Qureshi had targeted India after the Saarc meeting, accusing it of standing in the way of regional cooperation. Swaraj and Qureshi were to meet on the sidelines of the UN General Assembly but India called off the meeting, citing the killing of three policemen in Kashmir and stamps glorifying militant commander Burhan Wani issued by Pakistan.

Pakistan reacted to the cancellation with anger and this has continued, as reflected in Qureshi’s remarks. However, he has adopted an attack line with little or no basis in facts. Indian officials said Swaraj didn’t walk out of the Saarc meeting but left after her remarks.

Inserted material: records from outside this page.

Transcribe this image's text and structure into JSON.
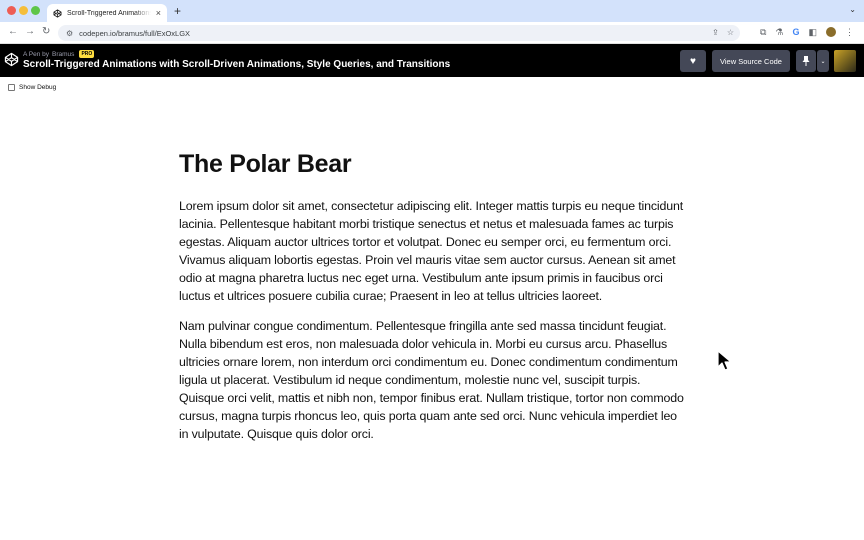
{
  "browser": {
    "tab_title": "Scroll-Triggered Animations with",
    "tab_close": "×",
    "new_tab": "+",
    "url": "codepen.io/bramus/full/ExOxLGX",
    "nav": {
      "back": "←",
      "forward": "→",
      "reload": "↻"
    }
  },
  "codepen": {
    "by_prefix": "A Pen by",
    "author": "Bramus",
    "pro_badge": "PRO",
    "title": "Scroll-Triggered Animations with Scroll-Driven Animations, Style Queries, and Transitions",
    "heart": "♥",
    "view_source_label": "View Source Code",
    "pin": "📌",
    "caret": "⌄"
  },
  "page": {
    "debug_label": "Show Debug",
    "heading": "The Polar Bear",
    "paragraphs": [
      "Lorem ipsum dolor sit amet, consectetur adipiscing elit. Integer mattis turpis eu neque tincidunt lacinia. Pellentesque habitant morbi tristique senectus et netus et malesuada fames ac turpis egestas. Aliquam auctor ultrices tortor et volutpat. Donec eu semper orci, eu fermentum orci. Vivamus aliquam lobortis egestas. Proin vel mauris vitae sem auctor cursus. Aenean sit amet odio at magna pharetra luctus nec eget urna. Vestibulum ante ipsum primis in faucibus orci luctus et ultrices posuere cubilia curae; Praesent in leo at tellus ultricies laoreet.",
      "Nam pulvinar congue condimentum. Pellentesque fringilla ante sed massa tincidunt feugiat. Nulla bibendum est eros, non malesuada dolor vehicula in. Morbi eu cursus arcu. Phasellus ultricies ornare lorem, non interdum orci condimentum eu. Donec condimentum condimentum ligula ut placerat. Vestibulum id neque condimentum, molestie nunc vel, suscipit turpis. Quisque orci velit, mattis et nibh non, tempor finibus erat. Nullam tristique, tortor non commodo cursus, magna turpis rhoncus leo, quis porta quam ante sed orci. Nunc vehicula imperdiet leo in vulputate. Quisque quis dolor orci."
    ]
  },
  "icons": {
    "tab_favicon": "codepen-icon",
    "header_logo": "codepen-logo-icon",
    "cursor": "mouse-pointer-icon"
  },
  "colors": {
    "tabbar": "#d3e2fb",
    "header_bg": "#000000",
    "button_bg": "#444857",
    "pro_badge": "#ffdd40"
  }
}
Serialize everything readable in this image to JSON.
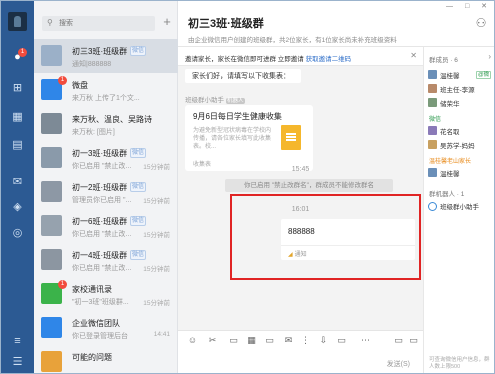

They have said this is a routine practice at meetings on the sidelines of the General Assembly, when every principal has multiple bilateral and multilateral meetings every day and they tend to hop from one to another.

Qureshi, who is scheduled to meet the US secretary of state Mike Pompeo on Tuesday, said, “Today, India is a strategic partner of the US. We have no qualms about it. But we feel that Pakistan is an ally who has always stood with the US.” He said whenever Pakistan stood with the US—the Cold War, the Soviet invasion or the 9/11 terror attack—it benefited America.

First Published: Sep 29, 2018 15:13 IST